**About this exercise:** Exactly reproduce each entry, leaving out nothing.

**Excerpted data:**
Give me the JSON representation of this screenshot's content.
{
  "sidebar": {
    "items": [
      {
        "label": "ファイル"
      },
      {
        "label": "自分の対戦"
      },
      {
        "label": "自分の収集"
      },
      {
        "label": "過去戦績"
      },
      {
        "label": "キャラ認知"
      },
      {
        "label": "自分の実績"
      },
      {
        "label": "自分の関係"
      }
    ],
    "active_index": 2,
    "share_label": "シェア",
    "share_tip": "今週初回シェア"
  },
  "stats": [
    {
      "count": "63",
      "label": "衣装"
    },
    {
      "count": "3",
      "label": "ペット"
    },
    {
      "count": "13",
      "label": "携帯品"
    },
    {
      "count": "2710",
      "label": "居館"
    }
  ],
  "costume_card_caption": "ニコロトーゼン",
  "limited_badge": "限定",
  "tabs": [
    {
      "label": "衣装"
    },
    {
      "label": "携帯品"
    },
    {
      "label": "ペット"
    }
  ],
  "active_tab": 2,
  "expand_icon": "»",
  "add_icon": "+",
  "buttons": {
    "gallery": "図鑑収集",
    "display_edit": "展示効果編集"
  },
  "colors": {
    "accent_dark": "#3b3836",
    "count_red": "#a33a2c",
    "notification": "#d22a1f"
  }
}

**Answer section:**
Give me the JSON representation of this screenshot's content.
{
  "sidebar": {
    "items": [
      {
        "label": "ファイル"
      },
      {
        "label": "自分の対戦"
      },
      {
        "label": "自分の収集"
      },
      {
        "label": "過去戦績"
      },
      {
        "label": "キャラ認知"
      },
      {
        "label": "自分の実績"
      },
      {
        "label": "自分の関係"
      }
    ],
    "active_index": 2,
    "share_label": "シェア",
    "share_tip": "今週初回シェア"
  },
  "stats": [
    {
      "count": "63",
      "label": "衣装"
    },
    {
      "count": "3",
      "label": "ペット"
    },
    {
      "count": "13",
      "label": "携帯品"
    },
    {
      "count": "2710",
      "label": "居館"
    }
  ],
  "costume_card_caption": "ニコロトーゼン",
  "limited_badge": "限定",
  "tabs": [
    {
      "label": "衣装"
    },
    {
      "label": "携帯品"
    },
    {
      "label": "ペット"
    }
  ],
  "active_tab": 2,
  "expand_icon": "»",
  "add_icon": "+",
  "buttons": {
    "gallery": "図鑑収集",
    "display_edit": "展示効果編集"
  },
  "colors": {
    "accent_dark": "#3b3836",
    "count_red": "#a33a2c",
    "notification": "#d22a1f"
  }
}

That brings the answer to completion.